(Your goal) The entries that follow should be written out exactly.

Dataset rows for apps and sites
--
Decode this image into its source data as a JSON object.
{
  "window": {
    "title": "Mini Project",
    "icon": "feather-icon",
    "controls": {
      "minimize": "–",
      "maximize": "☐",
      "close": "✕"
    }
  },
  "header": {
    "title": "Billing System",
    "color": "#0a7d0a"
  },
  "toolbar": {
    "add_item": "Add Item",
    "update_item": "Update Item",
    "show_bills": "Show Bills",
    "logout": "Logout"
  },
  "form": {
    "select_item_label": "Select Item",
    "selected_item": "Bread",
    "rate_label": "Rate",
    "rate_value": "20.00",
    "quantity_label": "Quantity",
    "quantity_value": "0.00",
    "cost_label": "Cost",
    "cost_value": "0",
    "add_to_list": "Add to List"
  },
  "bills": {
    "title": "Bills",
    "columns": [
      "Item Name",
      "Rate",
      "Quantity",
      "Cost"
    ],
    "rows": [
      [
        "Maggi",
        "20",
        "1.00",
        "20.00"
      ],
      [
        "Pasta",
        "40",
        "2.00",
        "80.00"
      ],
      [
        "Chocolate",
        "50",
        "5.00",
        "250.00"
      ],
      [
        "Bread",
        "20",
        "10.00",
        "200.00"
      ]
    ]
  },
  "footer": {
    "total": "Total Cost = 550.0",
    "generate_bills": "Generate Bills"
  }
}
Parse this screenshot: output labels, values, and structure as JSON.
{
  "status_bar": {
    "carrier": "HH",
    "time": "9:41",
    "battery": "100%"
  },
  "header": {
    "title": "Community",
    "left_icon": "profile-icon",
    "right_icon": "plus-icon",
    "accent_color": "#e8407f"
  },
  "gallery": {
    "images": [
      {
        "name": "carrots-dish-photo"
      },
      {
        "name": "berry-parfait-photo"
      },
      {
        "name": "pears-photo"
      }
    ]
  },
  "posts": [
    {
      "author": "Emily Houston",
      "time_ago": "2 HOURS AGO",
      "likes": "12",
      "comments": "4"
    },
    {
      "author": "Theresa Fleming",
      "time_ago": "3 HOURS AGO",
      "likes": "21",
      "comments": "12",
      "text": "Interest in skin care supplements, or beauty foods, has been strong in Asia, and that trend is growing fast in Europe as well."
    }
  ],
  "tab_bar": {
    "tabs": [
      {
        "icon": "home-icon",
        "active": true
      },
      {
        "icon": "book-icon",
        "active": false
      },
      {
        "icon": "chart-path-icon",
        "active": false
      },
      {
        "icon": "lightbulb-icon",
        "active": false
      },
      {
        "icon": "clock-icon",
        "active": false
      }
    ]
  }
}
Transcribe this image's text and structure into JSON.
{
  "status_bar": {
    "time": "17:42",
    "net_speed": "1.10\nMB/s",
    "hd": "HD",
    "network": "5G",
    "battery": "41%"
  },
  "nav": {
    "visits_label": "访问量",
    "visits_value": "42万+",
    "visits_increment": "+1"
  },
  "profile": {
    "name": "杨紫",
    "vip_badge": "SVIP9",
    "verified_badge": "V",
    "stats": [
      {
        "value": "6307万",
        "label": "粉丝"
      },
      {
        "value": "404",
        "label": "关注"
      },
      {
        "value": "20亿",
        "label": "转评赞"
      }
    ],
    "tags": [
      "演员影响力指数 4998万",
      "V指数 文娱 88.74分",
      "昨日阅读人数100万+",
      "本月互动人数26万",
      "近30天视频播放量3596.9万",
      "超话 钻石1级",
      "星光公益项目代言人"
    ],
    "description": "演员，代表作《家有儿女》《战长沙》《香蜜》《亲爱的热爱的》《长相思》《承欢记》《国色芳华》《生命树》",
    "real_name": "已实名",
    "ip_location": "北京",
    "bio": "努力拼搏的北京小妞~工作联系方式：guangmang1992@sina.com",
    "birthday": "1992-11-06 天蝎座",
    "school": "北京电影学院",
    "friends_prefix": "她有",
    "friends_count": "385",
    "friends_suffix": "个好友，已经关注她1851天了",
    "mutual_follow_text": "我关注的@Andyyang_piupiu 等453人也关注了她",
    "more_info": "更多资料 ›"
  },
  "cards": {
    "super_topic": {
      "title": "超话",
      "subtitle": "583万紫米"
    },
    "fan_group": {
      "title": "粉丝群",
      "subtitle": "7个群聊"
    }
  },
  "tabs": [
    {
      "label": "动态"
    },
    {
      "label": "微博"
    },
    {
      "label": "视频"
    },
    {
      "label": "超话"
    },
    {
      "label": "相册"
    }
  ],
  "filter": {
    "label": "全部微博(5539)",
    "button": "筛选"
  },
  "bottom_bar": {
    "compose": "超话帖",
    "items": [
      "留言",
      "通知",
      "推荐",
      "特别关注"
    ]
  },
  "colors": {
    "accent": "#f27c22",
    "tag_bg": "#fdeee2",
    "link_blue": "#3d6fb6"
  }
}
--
(Exercise output)
Decode this image into its source data as a JSON object.
{
  "window": {
    "title": "Mini Project",
    "icon": "feather-icon",
    "controls": {
      "minimize": "–",
      "maximize": "☐",
      "close": "✕"
    }
  },
  "header": {
    "title": "Billing System",
    "color": "#0a7d0a"
  },
  "toolbar": {
    "add_item": "Add Item",
    "update_item": "Update Item",
    "show_bills": "Show Bills",
    "logout": "Logout"
  },
  "form": {
    "select_item_label": "Select Item",
    "selected_item": "Bread",
    "rate_label": "Rate",
    "rate_value": "20.00",
    "quantity_label": "Quantity",
    "quantity_value": "0.00",
    "cost_label": "Cost",
    "cost_value": "0",
    "add_to_list": "Add to List"
  },
  "bills": {
    "title": "Bills",
    "columns": [
      "Item Name",
      "Rate",
      "Quantity",
      "Cost"
    ],
    "rows": [
      [
        "Maggi",
        "20",
        "1.00",
        "20.00"
      ],
      [
        "Pasta",
        "40",
        "2.00",
        "80.00"
      ],
      [
        "Chocolate",
        "50",
        "5.00",
        "250.00"
      ],
      [
        "Bread",
        "20",
        "10.00",
        "200.00"
      ]
    ]
  },
  "footer": {
    "total": "Total Cost = 550.0",
    "generate_bills": "Generate Bills"
  }
}
Parse this screenshot: output labels, values, and structure as JSON.
{
  "status_bar": {
    "carrier": "HH",
    "time": "9:41",
    "battery": "100%"
  },
  "header": {
    "title": "Community",
    "left_icon": "profile-icon",
    "right_icon": "plus-icon",
    "accent_color": "#e8407f"
  },
  "gallery": {
    "images": [
      {
        "name": "carrots-dish-photo"
      },
      {
        "name": "berry-parfait-photo"
      },
      {
        "name": "pears-photo"
      }
    ]
  },
  "posts": [
    {
      "author": "Emily Houston",
      "time_ago": "2 HOURS AGO",
      "likes": "12",
      "comments": "4"
    },
    {
      "author": "Theresa Fleming",
      "time_ago": "3 HOURS AGO",
      "likes": "21",
      "comments": "12",
      "text": "Interest in skin care supplements, or beauty foods, has been strong in Asia, and that trend is growing fast in Europe as well."
    }
  ],
  "tab_bar": {
    "tabs": [
      {
        "icon": "home-icon",
        "active": true
      },
      {
        "icon": "book-icon",
        "active": false
      },
      {
        "icon": "chart-path-icon",
        "active": false
      },
      {
        "icon": "lightbulb-icon",
        "active": false
      },
      {
        "icon": "clock-icon",
        "active": false
      }
    ]
  }
}
Transcribe this image's text and structure into JSON.
{
  "status_bar": {
    "time": "17:42",
    "net_speed": "1.10\nMB/s",
    "hd": "HD",
    "network": "5G",
    "battery": "41%"
  },
  "nav": {
    "visits_label": "访问量",
    "visits_value": "42万+",
    "visits_increment": "+1"
  },
  "profile": {
    "name": "杨紫",
    "vip_badge": "SVIP9",
    "verified_badge": "V",
    "stats": [
      {
        "value": "6307万",
        "label": "粉丝"
      },
      {
        "value": "404",
        "label": "关注"
      },
      {
        "value": "20亿",
        "label": "转评赞"
      }
    ],
    "tags": [
      "演员影响力指数 4998万",
      "V指数 文娱 88.74分",
      "昨日阅读人数100万+",
      "本月互动人数26万",
      "近30天视频播放量3596.9万",
      "超话 钻石1级",
      "星光公益项目代言人"
    ],
    "description": "演员，代表作《家有儿女》《战长沙》《香蜜》《亲爱的热爱的》《长相思》《承欢记》《国色芳华》《生命树》",
    "real_name": "已实名",
    "ip_location": "北京",
    "bio": "努力拼搏的北京小妞~工作联系方式：guangmang1992@sina.com",
    "birthday": "1992-11-06 天蝎座",
    "school": "北京电影学院",
    "friends_prefix": "她有",
    "friends_count": "385",
    "friends_suffix": "个好友，已经关注她1851天了",
    "mutual_follow_text": "我关注的@Andyyang_piupiu 等453人也关注了她",
    "more_info": "更多资料 ›"
  },
  "cards": {
    "super_topic": {
      "title": "超话",
      "subtitle": "583万紫米"
    },
    "fan_group": {
      "title": "粉丝群",
      "subtitle": "7个群聊"
    }
  },
  "tabs": [
    {
      "label": "动态"
    },
    {
      "label": "微博"
    },
    {
      "label": "视频"
    },
    {
      "label": "超话"
    },
    {
      "label": "相册"
    }
  ],
  "filter": {
    "label": "全部微博(5539)",
    "button": "筛选"
  },
  "bottom_bar": {
    "compose": "超话帖",
    "items": [
      "留言",
      "通知",
      "推荐",
      "特别关注"
    ]
  },
  "colors": {
    "accent": "#f27c22",
    "tag_bg": "#fdeee2",
    "link_blue": "#3d6fb6"
  }
}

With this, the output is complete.